The censors no longer come to us in jackboots with torches and baying dogs in the middle of the night. They arrive now in broad daylight with marketing surveys and focus-group findings. They come as teams, not armies, trained in effectiveness, certified in sensitivity, and wielding degrees from the Columbia journalism school. They're known not for their bravery but for their efficiency. They show gallantry only when they genuflect to apologize.


The cyberprotest by CAIR [Council on American-Islamic Relations] showed a sophisticated understanding of what motivates newsroom managers these days - bottom-line concerns, a wish for the machinery to run smoothly, and the human-resources mandate not to offend. Many of my e-mail detractors appeared to be well-educated, recent émigrés. Even if their English sometimes faltered, they were fluent in the language of victimhood. Presumably, victimization was one of their motives for leaving their native countries, yet the subtext of many of their letters was that this country should be more like the ones they emigrated from. They had the American know-how without the know-why. In the name of tolerance, in the name of their peaceful God, they threatened violence against someone they accused of falsely accusing them of violence.
Freedom of speech is a precious and fragile thing. Doug certainly didn't want the death threats, etc., but he never shrank from the fight. He's still kicking ass and taking names...you can check him out here. He'll probably piss you off.

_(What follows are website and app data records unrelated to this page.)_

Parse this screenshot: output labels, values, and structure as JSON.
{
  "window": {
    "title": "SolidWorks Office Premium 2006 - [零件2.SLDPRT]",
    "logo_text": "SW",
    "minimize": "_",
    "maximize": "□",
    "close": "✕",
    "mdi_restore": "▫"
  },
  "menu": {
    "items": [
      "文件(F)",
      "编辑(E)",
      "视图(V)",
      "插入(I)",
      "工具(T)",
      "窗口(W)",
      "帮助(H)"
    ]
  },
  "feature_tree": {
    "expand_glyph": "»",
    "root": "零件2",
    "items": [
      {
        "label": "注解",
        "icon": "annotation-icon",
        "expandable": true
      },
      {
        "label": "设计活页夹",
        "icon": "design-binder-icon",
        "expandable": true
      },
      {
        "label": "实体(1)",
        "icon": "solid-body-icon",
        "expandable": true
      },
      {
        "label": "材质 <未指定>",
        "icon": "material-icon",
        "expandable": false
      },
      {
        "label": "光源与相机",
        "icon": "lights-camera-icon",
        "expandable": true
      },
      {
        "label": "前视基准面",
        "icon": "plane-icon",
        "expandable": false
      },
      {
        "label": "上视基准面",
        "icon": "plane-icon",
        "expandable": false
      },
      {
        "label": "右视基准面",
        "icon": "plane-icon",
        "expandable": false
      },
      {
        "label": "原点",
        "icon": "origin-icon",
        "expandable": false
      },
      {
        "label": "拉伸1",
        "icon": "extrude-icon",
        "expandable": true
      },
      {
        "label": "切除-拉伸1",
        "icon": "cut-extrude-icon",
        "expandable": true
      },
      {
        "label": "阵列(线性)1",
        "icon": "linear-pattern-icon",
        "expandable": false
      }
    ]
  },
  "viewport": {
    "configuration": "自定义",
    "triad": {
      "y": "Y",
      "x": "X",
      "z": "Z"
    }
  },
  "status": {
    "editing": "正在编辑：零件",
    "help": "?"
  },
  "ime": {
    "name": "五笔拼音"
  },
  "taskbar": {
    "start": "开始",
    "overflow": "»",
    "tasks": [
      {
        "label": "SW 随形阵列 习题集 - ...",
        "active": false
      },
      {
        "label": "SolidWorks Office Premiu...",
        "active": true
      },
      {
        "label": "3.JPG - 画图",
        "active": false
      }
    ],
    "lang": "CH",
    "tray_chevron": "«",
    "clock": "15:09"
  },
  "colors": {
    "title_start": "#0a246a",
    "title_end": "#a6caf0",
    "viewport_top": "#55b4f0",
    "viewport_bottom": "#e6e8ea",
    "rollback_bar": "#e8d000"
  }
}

He pisses everybody off, eventually. Still my friend, though.

1 comment:

Anonymous said...

Marlette may be your friend, but he is also a notoriously bad cartoonist. He is so inept that he routinely has to label his characters with buttons and tags to identify even widely known public figures. He's also a yellow dog Democrat known for his cheap shots at conservatives, traditionalists, and Republicans. His "Kudzu" comic was nothing short of lame. It was a happy day in New York when he was booted from the position of house cartoonist at Newsday (though his replacement is not much better).